** THE RECORDS follows **

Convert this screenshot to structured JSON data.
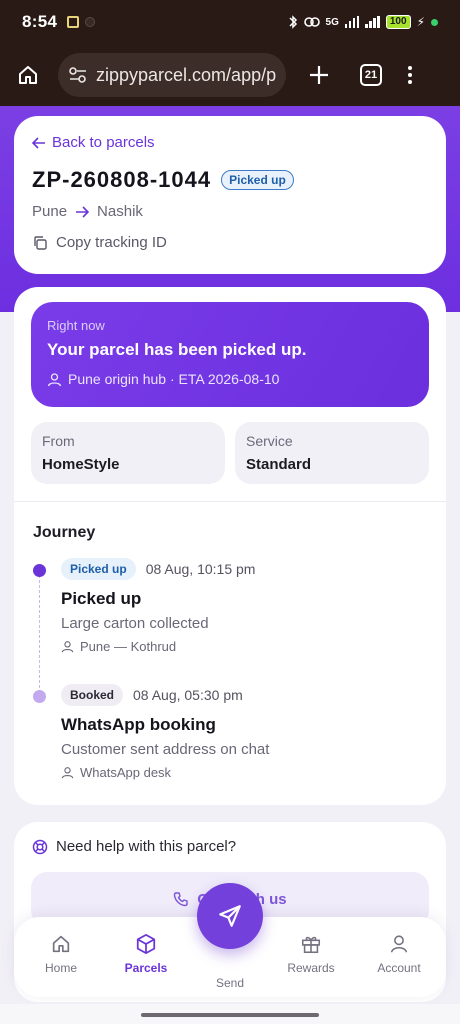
{
  "status_bar": {
    "time": "8:54",
    "network": "5G",
    "battery": "100"
  },
  "browser": {
    "url": "zippyparcel.com/app/p",
    "tab_count": "21"
  },
  "parcel": {
    "back_label": "Back to parcels",
    "id": "ZP-260808-1044",
    "status_badge": "Picked up",
    "origin": "Pune",
    "destination": "Nashik",
    "copy_label": "Copy tracking ID"
  },
  "status_card": {
    "kicker": "Right now",
    "message": "Your parcel has been picked up.",
    "location": "Pune origin hub · ETA 2026-08-10"
  },
  "info": {
    "from_label": "From",
    "from_value": "HomeStyle",
    "service_label": "Service",
    "service_value": "Standard"
  },
  "journey": {
    "title": "Journey",
    "events": [
      {
        "tag": "Picked up",
        "time": "08 Aug, 10:15 pm",
        "title": "Picked up",
        "desc": "Large carton collected",
        "location": "Pune — Kothrud"
      },
      {
        "tag": "Booked",
        "time": "08 Aug, 05:30 pm",
        "title": "WhatsApp booking",
        "desc": "Customer sent address on chat",
        "location": "WhatsApp desk"
      }
    ]
  },
  "help": {
    "title": "Need help with this parcel?",
    "button_label": "Chat with us"
  },
  "nav": {
    "items": [
      {
        "label": "Home",
        "icon": "home-icon"
      },
      {
        "label": "Parcels",
        "icon": "box-icon"
      },
      {
        "label": "Send",
        "icon": "send-icon"
      },
      {
        "label": "Rewards",
        "icon": "gift-icon"
      },
      {
        "label": "Account",
        "icon": "person-icon"
      }
    ],
    "active": "Parcels"
  },
  "colors": {
    "accent": "#6b34d9",
    "hero": "#7b3fe4",
    "badge_blue": "#1d5fa8"
  }
}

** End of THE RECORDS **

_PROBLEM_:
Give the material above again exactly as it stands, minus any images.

_SOLVED EXERCISE_:
Convert this screenshot to structured JSON data.
{
  "status_bar": {
    "time": "8:54",
    "network": "5G",
    "battery": "100"
  },
  "browser": {
    "url": "zippyparcel.com/app/p",
    "tab_count": "21"
  },
  "parcel": {
    "back_label": "Back to parcels",
    "id": "ZP-260808-1044",
    "status_badge": "Picked up",
    "origin": "Pune",
    "destination": "Nashik",
    "copy_label": "Copy tracking ID"
  },
  "status_card": {
    "kicker": "Right now",
    "message": "Your parcel has been picked up.",
    "location": "Pune origin hub · ETA 2026-08-10"
  },
  "info": {
    "from_label": "From",
    "from_value": "HomeStyle",
    "service_label": "Service",
    "service_value": "Standard"
  },
  "journey": {
    "title": "Journey",
    "events": [
      {
        "tag": "Picked up",
        "time": "08 Aug, 10:15 pm",
        "title": "Picked up",
        "desc": "Large carton collected",
        "location": "Pune — Kothrud"
      },
      {
        "tag": "Booked",
        "time": "08 Aug, 05:30 pm",
        "title": "WhatsApp booking",
        "desc": "Customer sent address on chat",
        "location": "WhatsApp desk"
      }
    ]
  },
  "help": {
    "title": "Need help with this parcel?",
    "button_label": "Chat with us"
  },
  "nav": {
    "items": [
      {
        "label": "Home",
        "icon": "home-icon"
      },
      {
        "label": "Parcels",
        "icon": "box-icon"
      },
      {
        "label": "Send",
        "icon": "send-icon"
      },
      {
        "label": "Rewards",
        "icon": "gift-icon"
      },
      {
        "label": "Account",
        "icon": "person-icon"
      }
    ],
    "active": "Parcels"
  },
  "colors": {
    "accent": "#6b34d9",
    "hero": "#7b3fe4",
    "badge_blue": "#1d5fa8"
  }
}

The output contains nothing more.